Butterfly UV Vision
The colors and patterns that a butterfly sees are invisible to man. The colors of flowers, the patterns of color on its own wings appear much different to a butterfly. This is because, the butterfly can see ultraviolet light.
UV (ultraviolet) light comes from Sun. It causes sunburns in man. But the butterfly uses it in many different ways, for its vision and navigation. The butterfly vision system is far different from that of man.
The butterfly has a pair of eyes on its head. Each eye is composed of thousands of image forming minute eyes called ommatidia. Such eyes are called compound eyes, very characteristic of insects.
With the compound eyes, the butterfly enjoys a wide field of vision. This is facilitated by the ommatidia.
The ommatidium is a minute sensory structure with a lens, crystalline cone and retinal cells. Each ommatidium is directed at a different angle from the others. Collectively they are directed in all directions. This enables the butterfly to see simultaneously in every direction. The vision is called Omni vision and the image the butterfly sees, is in the form of a mosaic.
The butterfly eye has three types of color receptors. This is termed Trichromatic vision. The human vision is also trichromatic, but there is a difference.
The butterfly color receptors can perceive colors in a high frequency (frequency is a measuring unit of color)..The lowest frequency of color is red. The butterfly cannot pick up lower frequencies, and obviously blind to red. Man cannot detect higher frequency colors beyond violet, and therefore blind to ultraviolet.

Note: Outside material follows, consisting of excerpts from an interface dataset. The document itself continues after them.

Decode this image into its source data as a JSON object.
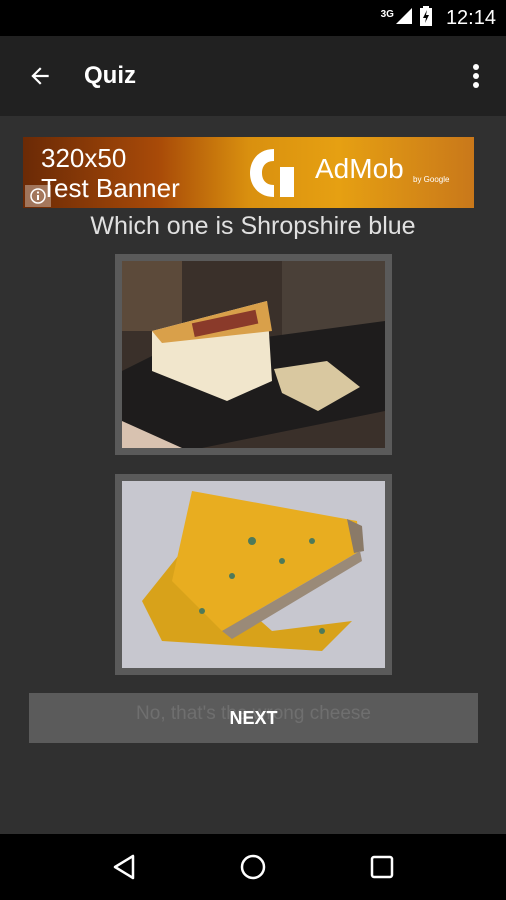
{
  "status_bar": {
    "network": "3G",
    "time": "12:14",
    "icons": [
      "signal-icon",
      "battery-charging-icon"
    ]
  },
  "app_bar": {
    "title": "Quiz",
    "back_icon": "arrow-back-icon",
    "menu_icon": "more-vert-icon"
  },
  "ad": {
    "size_text": "320x50",
    "banner_text": "Test Banner",
    "brand": "AdMob",
    "by": "by Google",
    "info_icon": "info-icon"
  },
  "quiz": {
    "question": "Which one is Shropshire blue",
    "options": [
      {
        "image": "cheese-wedge-with-cracker"
      },
      {
        "image": "shropshire-blue-cheese"
      }
    ],
    "feedback": "No, that's the wrong cheese",
    "next_label": "NEXT"
  },
  "nav_bar": {
    "icons": [
      "back-triangle-icon",
      "home-circle-icon",
      "recents-square-icon"
    ]
  },
  "colors": {
    "background": "#303030",
    "app_bar": "#212121",
    "button": "#5b5b5b"
  }
}
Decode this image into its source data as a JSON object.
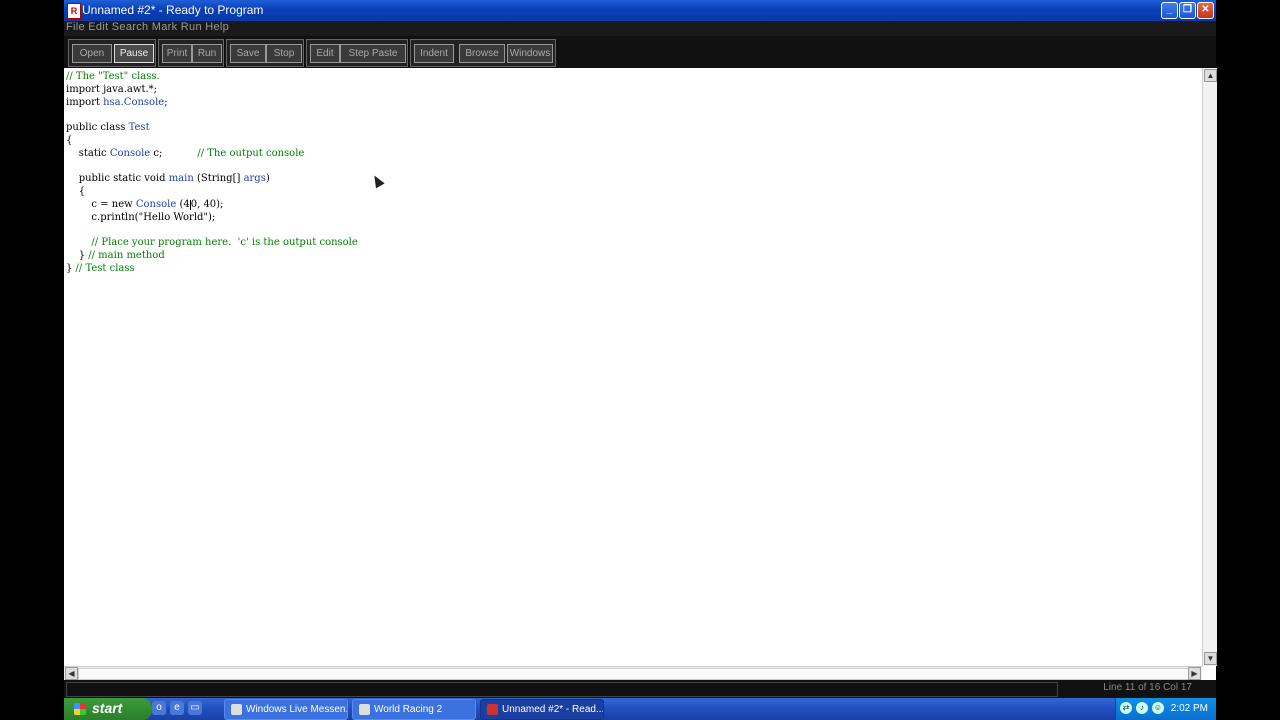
{
  "window": {
    "title": "Unnamed #2* - Ready to Program",
    "icon": "app-icon",
    "controls": {
      "minimize": "_",
      "restore": "❐",
      "close": "✕"
    }
  },
  "menubar": {
    "text": "File  Edit  Search  Mark  Run  Help"
  },
  "toolbar": {
    "groups": [
      {
        "buttons": [
          "Open",
          "Pause"
        ]
      },
      {
        "buttons": [
          "Print",
          "Run"
        ]
      },
      {
        "buttons": [
          "Save",
          "Stop"
        ]
      },
      {
        "buttons": [
          "Edit",
          "Step Paste"
        ]
      },
      {
        "buttons": [
          "Indent",
          "Browse",
          "Windows"
        ]
      }
    ]
  },
  "editor": {
    "lines": [
      [
        {
          "t": "// The \"Test\" class.",
          "c": "cm"
        }
      ],
      [
        {
          "t": "import java.awt.*;",
          "c": "kw"
        }
      ],
      [
        {
          "t": "import ",
          "c": "kw"
        },
        {
          "t": "hsa.Console",
          "c": "ty"
        },
        {
          "t": ";",
          "c": "kw"
        }
      ],
      [],
      [
        {
          "t": "public class ",
          "c": "kw"
        },
        {
          "t": "Test",
          "c": "ty"
        }
      ],
      [
        {
          "t": "{",
          "c": "kw"
        }
      ],
      [
        {
          "t": "    static ",
          "c": "kw"
        },
        {
          "t": "Console",
          "c": "ty"
        },
        {
          "t": " c;           ",
          "c": "kw"
        },
        {
          "t": "// The output console",
          "c": "cm"
        }
      ],
      [],
      [
        {
          "t": "    public static void ",
          "c": "kw"
        },
        {
          "t": "main",
          "c": "ty"
        },
        {
          "t": " (String[] ",
          "c": "kw"
        },
        {
          "t": "args",
          "c": "ty"
        },
        {
          "t": ")",
          "c": "kw"
        }
      ],
      [
        {
          "t": "    {",
          "c": "kw"
        }
      ],
      [
        {
          "t": "        c = new ",
          "c": "kw"
        },
        {
          "t": "Console",
          "c": "ty"
        },
        {
          "t": " (4",
          "c": "kw"
        },
        {
          "t": "|",
          "c": "caret"
        },
        {
          "t": "0, 40);",
          "c": "kw"
        }
      ],
      [
        {
          "t": "        c.println(\"Hello World\");",
          "c": "kw"
        }
      ],
      [],
      [
        {
          "t": "        // Place your program here.  'c' is the output console",
          "c": "cm"
        }
      ],
      [
        {
          "t": "    } ",
          "c": "kw"
        },
        {
          "t": "// main method",
          "c": "cm"
        }
      ],
      [
        {
          "t": "} ",
          "c": "kw"
        },
        {
          "t": "// Test class",
          "c": "cm"
        }
      ]
    ]
  },
  "statusbar": {
    "text": "Line 11 of 16  Col 17"
  },
  "taskbar": {
    "start_label": "start",
    "quick_launch": [
      "outlook-icon",
      "ie-icon",
      "desktop-icon"
    ],
    "tasks": [
      {
        "label": "Windows Live Messen...",
        "icon": "messenger-icon",
        "active": false
      },
      {
        "label": "World Racing 2",
        "icon": "game-icon",
        "active": false
      },
      {
        "label": "Unnamed #2* - Read...",
        "icon": "app-icon",
        "active": true
      }
    ],
    "clock": "2:02 PM"
  },
  "colors": {
    "comment": "#008000",
    "type": "#1f3fa8",
    "titlebar": "#0a3fb8",
    "taskbar": "#1f4fbf"
  }
}
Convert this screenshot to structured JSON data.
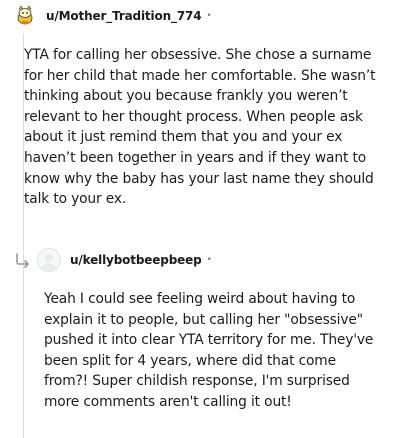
{
  "comments": [
    {
      "username": "u/Mother_Tradition_774",
      "separator": "•",
      "body": "YTA for calling her obsessive. She chose a surname\nfor her child that made her comfortable. She wasn’t\nthinking about you because frankly you weren’t\nrelevant to her thought process. When people ask\nabout it just remind them that you and your ex\nhaven’t been together in years and if they want to\nknow why the baby has your last name they should\ntalk to your ex."
    },
    {
      "username": "u/kellybotbeepbeep",
      "separator": "•",
      "body": "Yeah I could see feeling weird about having to\nexplain it to people, but calling her \"obsessive\"\npushed it into clear YTA territory for me. They've\nbeen split for 4 years, where did that come\nfrom?! Super childish response, I'm surprised\nmore comments aren't calling it out!"
    }
  ],
  "icons": {
    "avatar1": "snoo-avatar-icon",
    "reply": "reply-arrow-icon",
    "avatar2": "default-avatar-icon"
  },
  "colors": {
    "text": "#1c1c1c",
    "thread_line": "#dcdcdc",
    "accent_yellow": "#f5c518"
  }
}
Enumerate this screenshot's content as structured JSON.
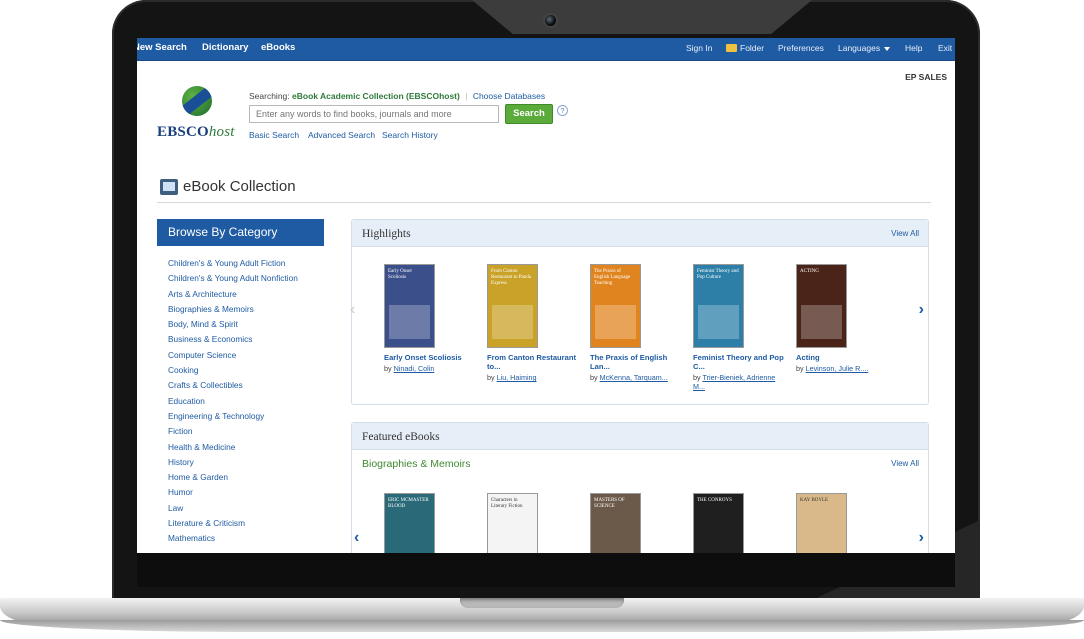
{
  "topbar": {
    "left_links": [
      "New Search",
      "Dictionary",
      "eBooks"
    ],
    "sign_in": "Sign In",
    "folder": "Folder",
    "preferences": "Preferences",
    "languages": "Languages",
    "help": "Help",
    "exit": "Exit"
  },
  "account_label": "EP SALES",
  "logo": {
    "brand": "EBSCO",
    "suffix": "host"
  },
  "search": {
    "searching_label": "Searching:",
    "database": "eBook Academic Collection (EBSCOhost)",
    "separator": "|",
    "choose_databases": "Choose Databases",
    "placeholder": "Enter any words to find books, journals and more",
    "button": "Search",
    "help_glyph": "?",
    "links": [
      "Basic Search",
      "Advanced Search",
      "Search History"
    ]
  },
  "collection_title": "eBook Collection",
  "browse": {
    "heading": "Browse By Category",
    "categories": [
      "Children's & Young Adult Fiction",
      "Children's & Young Adult Nonfiction",
      "Arts & Architecture",
      "Biographies & Memoirs",
      "Body, Mind & Spirit",
      "Business & Economics",
      "Computer Science",
      "Cooking",
      "Crafts & Collectibles",
      "Education",
      "Engineering & Technology",
      "Fiction",
      "Health & Medicine",
      "History",
      "Home & Garden",
      "Humor",
      "Law",
      "Literature & Criticism",
      "Mathematics"
    ]
  },
  "highlights": {
    "title": "Highlights",
    "view_all": "View All",
    "books": [
      {
        "title": "Early Onset Scoliosis",
        "by": "by",
        "author": "Ninadi, Colin",
        "cover_color": "#3b4f8a",
        "cover_text": "Early Onset Scoliosis"
      },
      {
        "title": "From Canton Restaurant to...",
        "by": "by",
        "author": "Liu, Haiming",
        "cover_color": "#c9a227",
        "cover_text": "From Canton Restaurant to Panda Express"
      },
      {
        "title": "The Praxis of English Lan...",
        "by": "by",
        "author": "McKenna, Tarquam...",
        "cover_color": "#e0841f",
        "cover_text": "The Praxis of English Language Teaching"
      },
      {
        "title": "Feminist Theory and Pop C...",
        "by": "by",
        "author": "Trier-Bieniek, Adrienne M...",
        "cover_color": "#2d7fa8",
        "cover_text": "Feminist Theory and Pop Culture"
      },
      {
        "title": "Acting",
        "by": "by",
        "author": "Levinson, Julie R....",
        "cover_color": "#4a2418",
        "cover_text": "ACTING"
      }
    ]
  },
  "featured": {
    "title": "Featured eBooks",
    "category": "Biographies & Memoirs",
    "view_all": "View All",
    "covers": [
      {
        "text": "ERIC MCMASTER BLOOD",
        "color": "#2a6a78"
      },
      {
        "text": "Characters in Literary Fiction",
        "color": "#f4f4f4"
      },
      {
        "text": "MASTERS OF SCIENCE",
        "color": "#6b5a4a"
      },
      {
        "text": "THE CONROYS",
        "color": "#1f1f1f"
      },
      {
        "text": "KAY BOYLE",
        "color": "#d9b98a"
      }
    ]
  },
  "nav_glyphs": {
    "prev": "‹",
    "next": "›"
  }
}
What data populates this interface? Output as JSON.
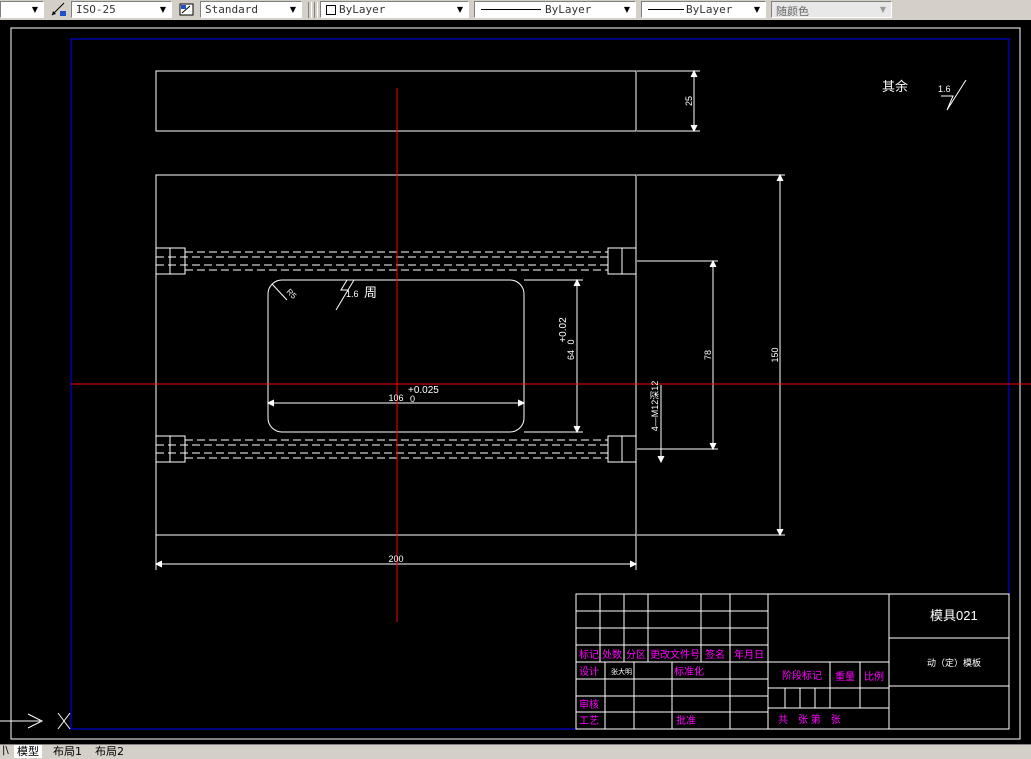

Between man and butterfly, there is one more difference. The butterfly cannot focus its vision. Therefore, what it can see is only a blur. But this seems to be sufficient for the daily activity of butterfly. It can distinguish night from the day and is sensitive to movement. It can escape from an approaching predator or a clasping hand, fast enough. Isn’t that enough?